March 27, 2020
There has been much speculation as to when actively managed exchange-traded funds will accelerate the shift away from open-end mutual funds.
Strong growth in asset levels shifting to ETFs has been well documented over the last several years, with monthly and annual statistics and commentary on the asset outflows from open-end mutual funds and inflows into ETFs. A significant percentage of those inflows has been into passive ETFs, which are based on a static index portfolio of securities rather than active portfolio management.
The assets in actively managed ETFs, however, still hover in single digits as a percentage of total ETF assets. Most observers believe the hesitancy of active portfolio managers to either start a new ETF or shift their open-end fund assets into an ETF stems from the requirement to disclose a full listing of the ETF portfolio every day. Most portfolio managers understandably do not want to give away their intellectual property and insight into their methodologies, the primary source of their livelihood.
The structures are still some time away from being marketed, as actual ETFs using the structured processes remain in registration. Several ETF issuers and white-label fund administrators are pursuing the process of registration to make the active non-transparent structures available in 2020. When these structures become more prevalent, it seems very likely that open-end mutual fund portfolio managers and other active investment managers with the ability to distribute an ETF effectively will move to register their own active non-transparent ETFs.
It seems investment adviser platforms, designed to transact and hold securities for wealth management professionals and their clients, are anticipating such a shift in the vehicles of choice. Zero-transaction-fee programs, which swept the wealth management industry in 2019, make ETFs a very favorable investment vehicle for achieving portfolio allocation. Low-to-no trading costs, ease of entry and exit by trading on the stock exchanges like any common stock, and portability are all attractive benefits of using ETFs. While open-end mutual funds will still be almost equally easy to use, there are some built-in problems with how these funds are currently held.
As wealth managers moved to asset-based compensation from transaction-based compensation for the services rendered to clients, savvy investment platforms offered to provide reporting, performance measurement and other client service tools to investment professionals in return for holding those assets and transacting through the platforms. These platforms derived significant indirect compensation from the mutual fund companies, which have been paying them large onboarding fees and asset-based fees of up to 40 basis points. These fees have kept the expense ratios of open-end mutual funds artificially high, with the platforms frequently making as much or more on a net basis as the portfolio managers.
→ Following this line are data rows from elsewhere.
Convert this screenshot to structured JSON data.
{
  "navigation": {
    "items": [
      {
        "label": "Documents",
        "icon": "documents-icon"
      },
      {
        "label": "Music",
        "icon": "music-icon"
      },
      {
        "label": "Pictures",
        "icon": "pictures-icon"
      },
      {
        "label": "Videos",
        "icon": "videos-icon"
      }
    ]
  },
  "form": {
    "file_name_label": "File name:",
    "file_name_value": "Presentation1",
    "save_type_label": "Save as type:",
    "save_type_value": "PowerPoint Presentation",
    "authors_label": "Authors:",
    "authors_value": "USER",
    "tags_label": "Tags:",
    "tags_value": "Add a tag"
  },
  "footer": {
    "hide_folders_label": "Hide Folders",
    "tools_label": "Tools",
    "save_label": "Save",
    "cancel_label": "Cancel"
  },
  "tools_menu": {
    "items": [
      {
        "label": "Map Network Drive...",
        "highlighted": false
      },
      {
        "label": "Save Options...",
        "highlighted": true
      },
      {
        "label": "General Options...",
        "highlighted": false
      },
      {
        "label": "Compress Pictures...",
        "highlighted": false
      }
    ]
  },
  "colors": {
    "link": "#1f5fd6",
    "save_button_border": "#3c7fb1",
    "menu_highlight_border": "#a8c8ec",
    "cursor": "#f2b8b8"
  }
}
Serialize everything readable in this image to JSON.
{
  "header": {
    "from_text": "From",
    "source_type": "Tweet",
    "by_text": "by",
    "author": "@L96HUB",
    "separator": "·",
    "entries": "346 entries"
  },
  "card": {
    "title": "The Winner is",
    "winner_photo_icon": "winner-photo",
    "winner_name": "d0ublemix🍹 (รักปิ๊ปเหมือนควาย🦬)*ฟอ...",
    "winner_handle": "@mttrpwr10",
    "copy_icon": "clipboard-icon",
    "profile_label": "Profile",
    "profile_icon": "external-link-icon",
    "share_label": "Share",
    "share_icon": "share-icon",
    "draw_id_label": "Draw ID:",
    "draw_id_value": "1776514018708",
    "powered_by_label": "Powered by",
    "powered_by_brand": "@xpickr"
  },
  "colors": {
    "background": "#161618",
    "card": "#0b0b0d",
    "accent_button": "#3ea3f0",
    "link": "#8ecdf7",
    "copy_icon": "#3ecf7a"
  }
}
ETFs have already changed that paradigm, with their introduction leading to large asset shifts away from actively managed open-end mutual funds and into lower-cost passive index ETFs. As the investing public has become more comfortable with the ETF structure, ETFs have attracted $4.4 trillion in assets. Of those, less than 3% were actively managed ETFs as of the end of 2019. Actively managed non-transparent ETFs should dramatically shift that balance over the next few years, with most observers expecting actively managed ETFs to outpace new filings for passive ETFs.
A final piece to the puzzle in what could be a major shift from open-end mutual funds to ETFs will be the retirement plan markets. Qualified plan assets are a sizable portion of mutual fund assets. Most retirement plan administrators have well-oiled systems for taking employer and employee contributions through payroll processing, moving the contributions into mutual fund positions and accounting for the qualified plans using electronic feeds and pricing systems. The retirement plan industry is understandably comfortable with the status quo, as it works quite well.
As younger investors become an increasing percentage of the workforce, however, it is expected there will be more demand for ETFs in retirement plans. Younger investors are used to mobile data and checking prices and other data feeds on demand. ETFs are far more in line with this thought process than open-end funds, which are priced only at the end of each day. As demand drives more retirement plan administrators to open 401(k) plans to include ETFs, there could be a significant shift from open-end funds to ETFs.
See the original article here.